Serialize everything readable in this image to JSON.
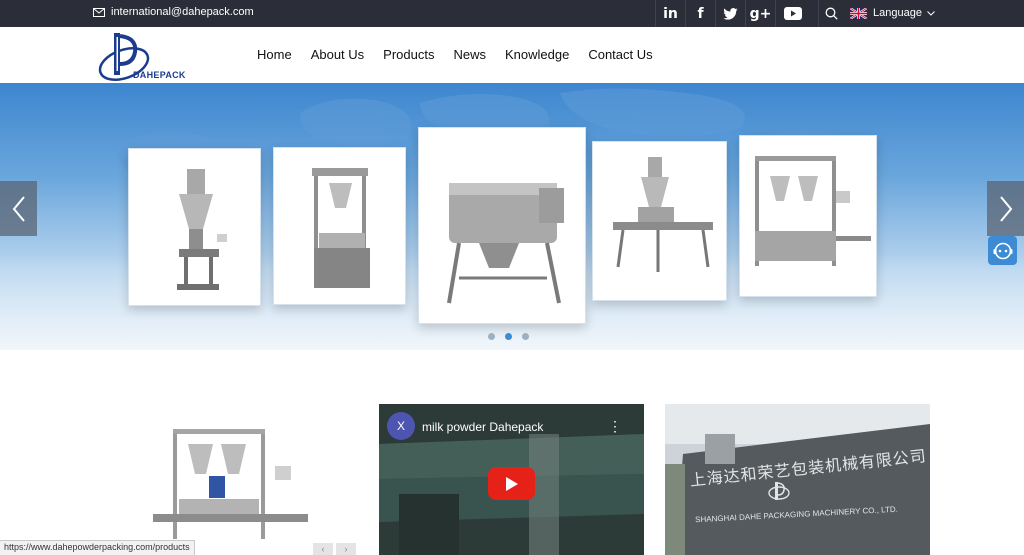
{
  "topbar": {
    "email": "international@dahepack.com",
    "socials": [
      {
        "icon": "linkedin-icon",
        "glyph": "in"
      },
      {
        "icon": "facebook-icon",
        "glyph": "f"
      },
      {
        "icon": "twitter-icon",
        "glyph": "t"
      },
      {
        "icon": "google-plus-icon",
        "glyph": "g+"
      },
      {
        "icon": "youtube-icon",
        "glyph": "▶"
      }
    ],
    "language_label": "Language"
  },
  "header": {
    "logo_text": "DAHEPACK",
    "nav": [
      "Home",
      "About Us",
      "Products",
      "News",
      "Knowledge",
      "Contact Us"
    ]
  },
  "banner": {
    "slide_count": 3,
    "active_slide": 2
  },
  "video": {
    "avatar_letter": "X",
    "title": "milk powder Dahepack"
  },
  "company_sign": {
    "chinese": "上海达和荣艺包装机械有限公司",
    "english": "SHANGHAI DAHE PACKAGING MACHINERY CO., LTD."
  },
  "status_url": "https://www.dahepowderpacking.com/products",
  "colors": {
    "topbar_bg": "#2b2e38",
    "accent_blue": "#3d8bd5",
    "youtube_red": "#e62117"
  }
}
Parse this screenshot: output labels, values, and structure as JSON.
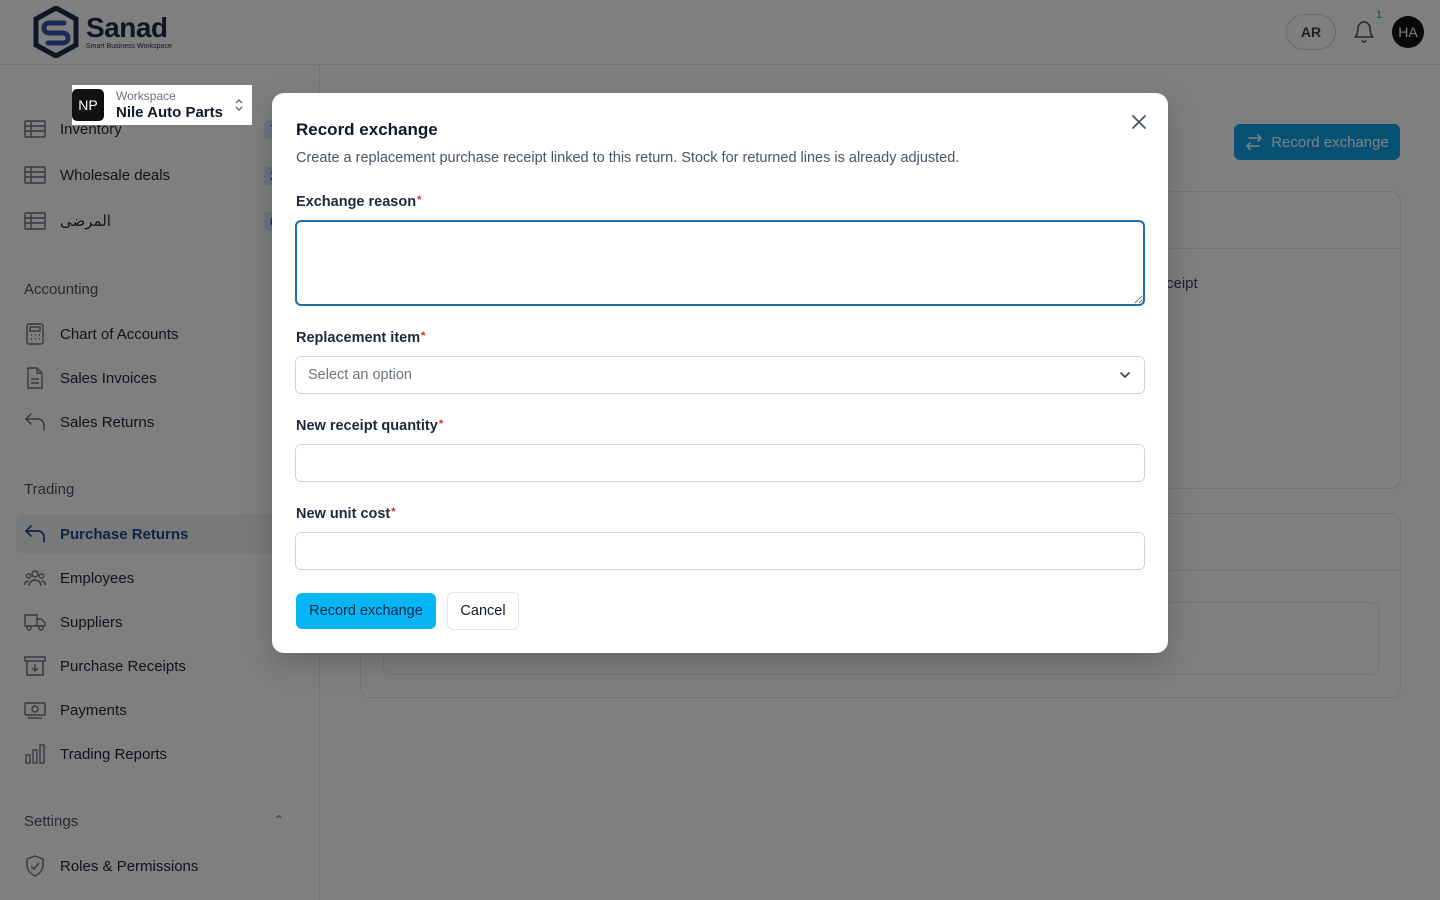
{
  "header": {
    "brand_name": "Sanad",
    "brand_tagline": "Smart Business Workspace",
    "lang_button": "AR",
    "notification_count": "1",
    "avatar_initials": "HA"
  },
  "sidebar": {
    "workspace_label": "Workspace",
    "workspace_name": "Nile Auto Parts",
    "workspace_initials": "NP",
    "items_top": [
      {
        "label": "Inventory",
        "count": "7",
        "icon": "table-icon"
      },
      {
        "label": "Wholesale deals",
        "count": "2",
        "icon": "table-icon"
      },
      {
        "label": "المرضى",
        "count": "0",
        "icon": "table-icon"
      }
    ],
    "sections": {
      "accounting": "Accounting",
      "trading": "Trading",
      "settings": "Settings"
    },
    "accounting_items": [
      {
        "label": "Chart of Accounts",
        "icon": "calculator-icon"
      },
      {
        "label": "Sales Invoices",
        "icon": "document-icon"
      },
      {
        "label": "Sales Returns",
        "icon": "return-arrow-icon"
      }
    ],
    "trading_items": [
      {
        "label": "Purchase Returns",
        "icon": "return-arrow-icon",
        "active": true
      },
      {
        "label": "Employees",
        "icon": "users-icon"
      },
      {
        "label": "Suppliers",
        "icon": "truck-icon"
      },
      {
        "label": "Purchase Receipts",
        "icon": "receipt-icon"
      },
      {
        "label": "Payments",
        "icon": "cash-icon"
      },
      {
        "label": "Trading Reports",
        "icon": "bar-chart-icon"
      }
    ],
    "settings_items": [
      {
        "label": "Roles & Permissions",
        "icon": "shield-icon"
      }
    ]
  },
  "background": {
    "action_button": "Record exchange",
    "card_fragment": "ceipt"
  },
  "modal": {
    "title": "Record exchange",
    "description": "Create a replacement purchase receipt linked to this return. Stock for returned lines is already adjusted.",
    "fields": {
      "exchange_reason": {
        "label": "Exchange reason",
        "value": ""
      },
      "replacement_item": {
        "label": "Replacement item",
        "placeholder": "Select an option"
      },
      "new_receipt_quantity": {
        "label": "New receipt quantity",
        "value": ""
      },
      "new_unit_cost": {
        "label": "New unit cost",
        "value": ""
      }
    },
    "required_marker": "*",
    "submit_label": "Record exchange",
    "cancel_label": "Cancel"
  },
  "colors": {
    "primary": "#06b6f4",
    "brand_navy": "#1e2a4a",
    "focus_border": "#1e6fb0",
    "required": "#dc2626"
  }
}
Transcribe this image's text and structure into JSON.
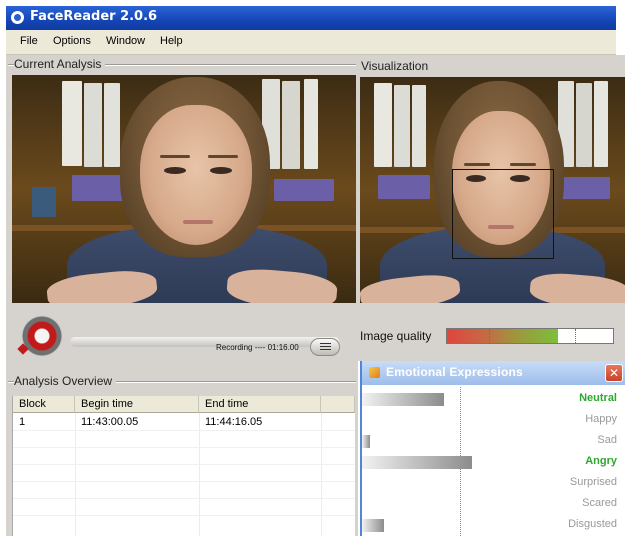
{
  "window": {
    "title": "FaceReader 2.0.6"
  },
  "menu": [
    "File",
    "Options",
    "Window",
    "Help"
  ],
  "panels": {
    "current_analysis": "Current Analysis",
    "visualization": "Visualization",
    "analysis_overview": "Analysis Overview"
  },
  "recording": {
    "status": "Recording ---- 01:16.00"
  },
  "table": {
    "columns": [
      "Block",
      "Begin time",
      "End time"
    ],
    "rows": [
      {
        "block": "1",
        "begin": "11:43:00.05",
        "end": "11:44:16.05"
      }
    ]
  },
  "image_quality": {
    "label": "Image quality",
    "level": 0.67
  },
  "emotional_expressions": {
    "title": "Emotional Expressions",
    "close_glyph": "✕",
    "items": [
      {
        "label": "Neutral",
        "value": 0.42,
        "active": true
      },
      {
        "label": "Happy",
        "value": 0.0,
        "active": false
      },
      {
        "label": "Sad",
        "value": 0.04,
        "active": false
      },
      {
        "label": "Angry",
        "value": 0.56,
        "active": true
      },
      {
        "label": "Surprised",
        "value": 0.0,
        "active": false
      },
      {
        "label": "Scared",
        "value": 0.0,
        "active": false
      },
      {
        "label": "Disgusted",
        "value": 0.11,
        "active": false
      }
    ]
  },
  "colors": {
    "active_label": "#2ea82e",
    "title_bar": "#1546b6",
    "record": "#c21a1a"
  },
  "icons": [
    "app-logo-icon",
    "record-icon",
    "list-icon",
    "emotion-window-icon",
    "close-icon"
  ]
}
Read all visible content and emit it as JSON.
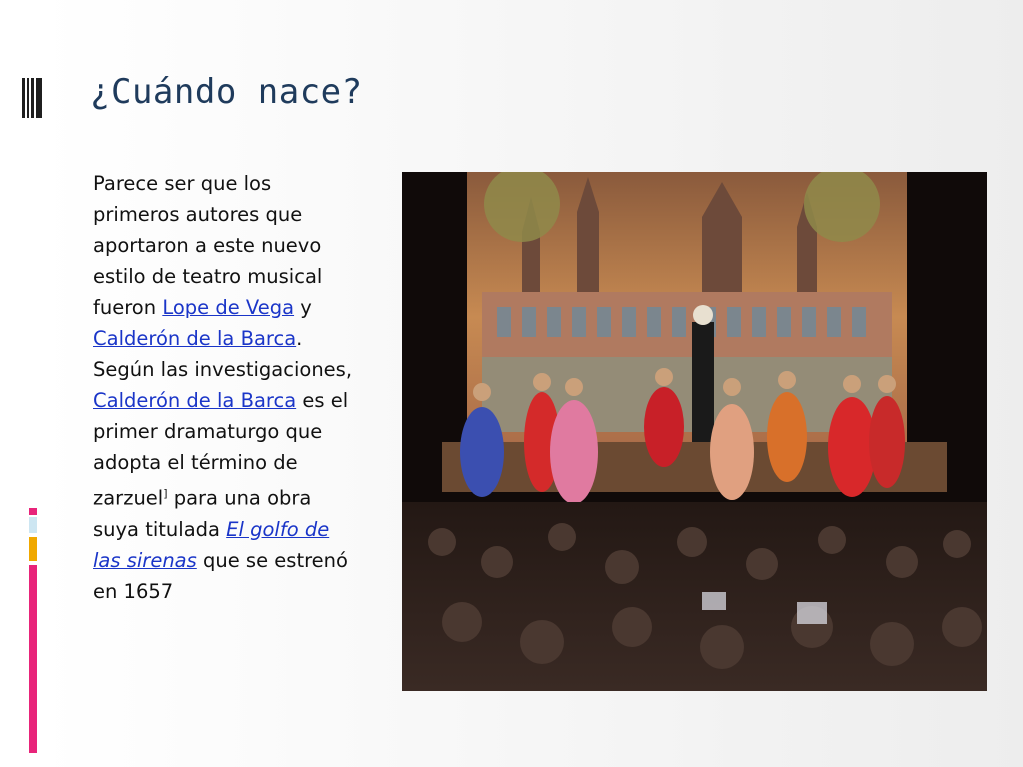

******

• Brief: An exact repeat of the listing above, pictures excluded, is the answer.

• Solution for this problem:
Serialize everything readable in this image to JSON.
{
  "topbar": {
    "email": "international@dahepack.com",
    "socials": [
      {
        "icon": "linkedin-icon",
        "glyph": "in"
      },
      {
        "icon": "facebook-icon",
        "glyph": "f"
      },
      {
        "icon": "twitter-icon",
        "glyph": "t"
      },
      {
        "icon": "google-plus-icon",
        "glyph": "g+"
      },
      {
        "icon": "youtube-icon",
        "glyph": "▶"
      }
    ],
    "language_label": "Language"
  },
  "header": {
    "logo_text": "DAHEPACK",
    "nav": [
      "Home",
      "About Us",
      "Products",
      "News",
      "Knowledge",
      "Contact Us"
    ]
  },
  "banner": {
    "slide_count": 3,
    "active_slide": 2
  },
  "video": {
    "avatar_letter": "X",
    "title": "milk powder Dahepack"
  },
  "company_sign": {
    "chinese": "上海达和荣艺包装机械有限公司",
    "english": "SHANGHAI DAHE PACKAGING MACHINERY CO., LTD."
  },
  "status_url": "https://www.dahepowderpacking.com/products",
  "colors": {
    "topbar_bg": "#2b2e38",
    "accent_blue": "#3d8bd5",
    "youtube_red": "#e62117"
  }
}
Parse this screenshot: output labels, values, and structure as JSON.
{
  "header": {
    "brand_name": "Sanad",
    "brand_tagline": "Smart Business Workspace",
    "lang_button": "AR",
    "notification_count": "1",
    "avatar_initials": "HA"
  },
  "sidebar": {
    "workspace_label": "Workspace",
    "workspace_name": "Nile Auto Parts",
    "workspace_initials": "NP",
    "items_top": [
      {
        "label": "Inventory",
        "count": "7",
        "icon": "table-icon"
      },
      {
        "label": "Wholesale deals",
        "count": "2",
        "icon": "table-icon"
      },
      {
        "label": "المرضى",
        "count": "0",
        "icon": "table-icon"
      }
    ],
    "sections": {
      "accounting": "Accounting",
      "trading": "Trading",
      "settings": "Settings"
    },
    "accounting_items": [
      {
        "label": "Chart of Accounts",
        "icon": "calculator-icon"
      },
      {
        "label": "Sales Invoices",
        "icon": "document-icon"
      },
      {
        "label": "Sales Returns",
        "icon": "return-arrow-icon"
      }
    ],
    "trading_items": [
      {
        "label": "Purchase Returns",
        "icon": "return-arrow-icon",
        "active": true
      },
      {
        "label": "Employees",
        "icon": "users-icon"
      },
      {
        "label": "Suppliers",
        "icon": "truck-icon"
      },
      {
        "label": "Purchase Receipts",
        "icon": "receipt-icon"
      },
      {
        "label": "Payments",
        "icon": "cash-icon"
      },
      {
        "label": "Trading Reports",
        "icon": "bar-chart-icon"
      }
    ],
    "settings_items": [
      {
        "label": "Roles & Permissions",
        "icon": "shield-icon"
      }
    ]
  },
  "background": {
    "action_button": "Record exchange",
    "card_fragment": "ceipt"
  },
  "modal": {
    "title": "Record exchange",
    "description": "Create a replacement purchase receipt linked to this return. Stock for returned lines is already adjusted.",
    "fields": {
      "exchange_reason": {
        "label": "Exchange reason",
        "value": ""
      },
      "replacement_item": {
        "label": "Replacement item",
        "placeholder": "Select an option"
      },
      "new_receipt_quantity": {
        "label": "New receipt quantity",
        "value": ""
      },
      "new_unit_cost": {
        "label": "New unit cost",
        "value": ""
      }
    },
    "required_marker": "*",
    "submit_label": "Record exchange",
    "cancel_label": "Cancel"
  },
  "colors": {
    "primary": "#06b6f4",
    "brand_navy": "#1e2a4a",
    "focus_border": "#1e6fb0",
    "required": "#dc2626"
  }
}
Transcribe this image's text and structure into JSON.
{
  "window": {
    "title": "FaceReader 2.0.6"
  },
  "menu": [
    "File",
    "Options",
    "Window",
    "Help"
  ],
  "panels": {
    "current_analysis": "Current Analysis",
    "visualization": "Visualization",
    "analysis_overview": "Analysis Overview"
  },
  "recording": {
    "status": "Recording ---- 01:16.00"
  },
  "table": {
    "columns": [
      "Block",
      "Begin time",
      "End time"
    ],
    "rows": [
      {
        "block": "1",
        "begin": "11:43:00.05",
        "end": "11:44:16.05"
      }
    ]
  },
  "image_quality": {
    "label": "Image quality",
    "level": 0.67
  },
  "emotional_expressions": {
    "title": "Emotional Expressions",
    "close_glyph": "✕",
    "items": [
      {
        "label": "Neutral",
        "value": 0.42,
        "active": true
      },
      {
        "label": "Happy",
        "value": 0.0,
        "active": false
      },
      {
        "label": "Sad",
        "value": 0.04,
        "active": false
      },
      {
        "label": "Angry",
        "value": 0.56,
        "active": true
      },
      {
        "label": "Surprised",
        "value": 0.0,
        "active": false
      },
      {
        "label": "Scared",
        "value": 0.0,
        "active": false
      },
      {
        "label": "Disgusted",
        "value": 0.11,
        "active": false
      }
    ]
  },
  "colors": {
    "active_label": "#2ea82e",
    "title_bar": "#1546b6",
    "record": "#c21a1a"
  },
  "icons": [
    "app-logo-icon",
    "record-icon",
    "list-icon",
    "emotion-window-icon",
    "close-icon"
  ]
}
Read all visible content and emit it as JSON.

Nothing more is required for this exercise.